DATA RECORDS below:
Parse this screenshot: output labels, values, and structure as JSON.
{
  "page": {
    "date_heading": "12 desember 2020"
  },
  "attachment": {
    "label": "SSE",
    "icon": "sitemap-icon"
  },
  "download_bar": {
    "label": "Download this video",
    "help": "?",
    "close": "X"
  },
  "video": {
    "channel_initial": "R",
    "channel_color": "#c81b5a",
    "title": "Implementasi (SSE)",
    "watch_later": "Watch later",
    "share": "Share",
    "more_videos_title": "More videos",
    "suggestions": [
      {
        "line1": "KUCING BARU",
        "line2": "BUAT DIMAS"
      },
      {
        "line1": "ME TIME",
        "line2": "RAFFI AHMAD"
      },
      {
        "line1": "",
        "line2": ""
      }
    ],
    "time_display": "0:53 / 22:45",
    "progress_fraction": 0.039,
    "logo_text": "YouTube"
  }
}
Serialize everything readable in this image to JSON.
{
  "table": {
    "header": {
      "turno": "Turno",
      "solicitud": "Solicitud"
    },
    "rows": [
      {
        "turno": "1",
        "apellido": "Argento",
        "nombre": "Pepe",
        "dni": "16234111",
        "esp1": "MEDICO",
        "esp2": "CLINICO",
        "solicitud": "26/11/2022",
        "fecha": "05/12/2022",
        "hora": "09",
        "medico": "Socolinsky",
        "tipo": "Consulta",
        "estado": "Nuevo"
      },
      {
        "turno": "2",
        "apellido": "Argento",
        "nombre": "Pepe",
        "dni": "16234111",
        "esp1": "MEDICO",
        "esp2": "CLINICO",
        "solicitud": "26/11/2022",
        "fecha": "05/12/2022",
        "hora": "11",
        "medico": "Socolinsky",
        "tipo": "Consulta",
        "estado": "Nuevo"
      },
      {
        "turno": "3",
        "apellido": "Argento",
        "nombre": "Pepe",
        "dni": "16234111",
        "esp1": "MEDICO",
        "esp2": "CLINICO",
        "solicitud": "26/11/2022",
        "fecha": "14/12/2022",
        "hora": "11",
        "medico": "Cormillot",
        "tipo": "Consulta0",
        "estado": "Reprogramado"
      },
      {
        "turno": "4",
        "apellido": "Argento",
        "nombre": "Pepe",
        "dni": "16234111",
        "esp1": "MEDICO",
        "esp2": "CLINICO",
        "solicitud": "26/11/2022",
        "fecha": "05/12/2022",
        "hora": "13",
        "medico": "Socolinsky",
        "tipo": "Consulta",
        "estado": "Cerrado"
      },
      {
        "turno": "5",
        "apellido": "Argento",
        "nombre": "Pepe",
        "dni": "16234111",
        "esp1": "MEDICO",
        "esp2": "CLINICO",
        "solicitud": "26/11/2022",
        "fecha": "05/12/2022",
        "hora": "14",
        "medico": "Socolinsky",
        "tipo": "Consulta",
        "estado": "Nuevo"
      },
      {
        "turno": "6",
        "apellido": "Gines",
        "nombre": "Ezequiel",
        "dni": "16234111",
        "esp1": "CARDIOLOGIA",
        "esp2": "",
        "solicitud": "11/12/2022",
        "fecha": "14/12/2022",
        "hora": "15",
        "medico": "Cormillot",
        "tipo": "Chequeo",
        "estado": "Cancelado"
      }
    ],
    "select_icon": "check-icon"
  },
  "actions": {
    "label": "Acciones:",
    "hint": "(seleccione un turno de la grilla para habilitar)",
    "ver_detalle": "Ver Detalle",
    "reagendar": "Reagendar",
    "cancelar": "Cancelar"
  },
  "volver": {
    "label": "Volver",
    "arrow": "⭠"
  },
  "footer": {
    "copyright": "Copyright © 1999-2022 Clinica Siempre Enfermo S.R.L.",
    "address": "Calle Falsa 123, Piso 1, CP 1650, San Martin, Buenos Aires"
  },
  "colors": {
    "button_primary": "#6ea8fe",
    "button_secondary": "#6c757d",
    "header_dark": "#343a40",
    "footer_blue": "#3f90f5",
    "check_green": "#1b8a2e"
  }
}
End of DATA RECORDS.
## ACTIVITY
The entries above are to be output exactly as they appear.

## OUTPUT FOR THIS EXERCISE
Parse this screenshot: output labels, values, and structure as JSON.
{
  "page": {
    "date_heading": "12 desember 2020"
  },
  "attachment": {
    "label": "SSE",
    "icon": "sitemap-icon"
  },
  "download_bar": {
    "label": "Download this video",
    "help": "?",
    "close": "X"
  },
  "video": {
    "channel_initial": "R",
    "channel_color": "#c81b5a",
    "title": "Implementasi (SSE)",
    "watch_later": "Watch later",
    "share": "Share",
    "more_videos_title": "More videos",
    "suggestions": [
      {
        "line1": "KUCING BARU",
        "line2": "BUAT DIMAS"
      },
      {
        "line1": "ME TIME",
        "line2": "RAFFI AHMAD"
      },
      {
        "line1": "",
        "line2": ""
      }
    ],
    "time_display": "0:53 / 22:45",
    "progress_fraction": 0.039,
    "logo_text": "YouTube"
  }
}
Serialize everything readable in this image to JSON.
{
  "table": {
    "header": {
      "turno": "Turno",
      "solicitud": "Solicitud"
    },
    "rows": [
      {
        "turno": "1",
        "apellido": "Argento",
        "nombre": "Pepe",
        "dni": "16234111",
        "esp1": "MEDICO",
        "esp2": "CLINICO",
        "solicitud": "26/11/2022",
        "fecha": "05/12/2022",
        "hora": "09",
        "medico": "Socolinsky",
        "tipo": "Consulta",
        "estado": "Nuevo"
      },
      {
        "turno": "2",
        "apellido": "Argento",
        "nombre": "Pepe",
        "dni": "16234111",
        "esp1": "MEDICO",
        "esp2": "CLINICO",
        "solicitud": "26/11/2022",
        "fecha": "05/12/2022",
        "hora": "11",
        "medico": "Socolinsky",
        "tipo": "Consulta",
        "estado": "Nuevo"
      },
      {
        "turno": "3",
        "apellido": "Argento",
        "nombre": "Pepe",
        "dni": "16234111",
        "esp1": "MEDICO",
        "esp2": "CLINICO",
        "solicitud": "26/11/2022",
        "fecha": "14/12/2022",
        "hora": "11",
        "medico": "Cormillot",
        "tipo": "Consulta0",
        "estado": "Reprogramado"
      },
      {
        "turno": "4",
        "apellido": "Argento",
        "nombre": "Pepe",
        "dni": "16234111",
        "esp1": "MEDICO",
        "esp2": "CLINICO",
        "solicitud": "26/11/2022",
        "fecha": "05/12/2022",
        "hora": "13",
        "medico": "Socolinsky",
        "tipo": "Consulta",
        "estado": "Cerrado"
      },
      {
        "turno": "5",
        "apellido": "Argento",
        "nombre": "Pepe",
        "dni": "16234111",
        "esp1": "MEDICO",
        "esp2": "CLINICO",
        "solicitud": "26/11/2022",
        "fecha": "05/12/2022",
        "hora": "14",
        "medico": "Socolinsky",
        "tipo": "Consulta",
        "estado": "Nuevo"
      },
      {
        "turno": "6",
        "apellido": "Gines",
        "nombre": "Ezequiel",
        "dni": "16234111",
        "esp1": "CARDIOLOGIA",
        "esp2": "",
        "solicitud": "11/12/2022",
        "fecha": "14/12/2022",
        "hora": "15",
        "medico": "Cormillot",
        "tipo": "Chequeo",
        "estado": "Cancelado"
      }
    ],
    "select_icon": "check-icon"
  },
  "actions": {
    "label": "Acciones:",
    "hint": "(seleccione un turno de la grilla para habilitar)",
    "ver_detalle": "Ver Detalle",
    "reagendar": "Reagendar",
    "cancelar": "Cancelar"
  },
  "volver": {
    "label": "Volver",
    "arrow": "⭠"
  },
  "footer": {
    "copyright": "Copyright © 1999-2022 Clinica Siempre Enfermo S.R.L.",
    "address": "Calle Falsa 123, Piso 1, CP 1650, San Martin, Buenos Aires"
  },
  "colors": {
    "button_primary": "#6ea8fe",
    "button_secondary": "#6c757d",
    "header_dark": "#343a40",
    "footer_blue": "#3f90f5",
    "check_green": "#1b8a2e"
  }
}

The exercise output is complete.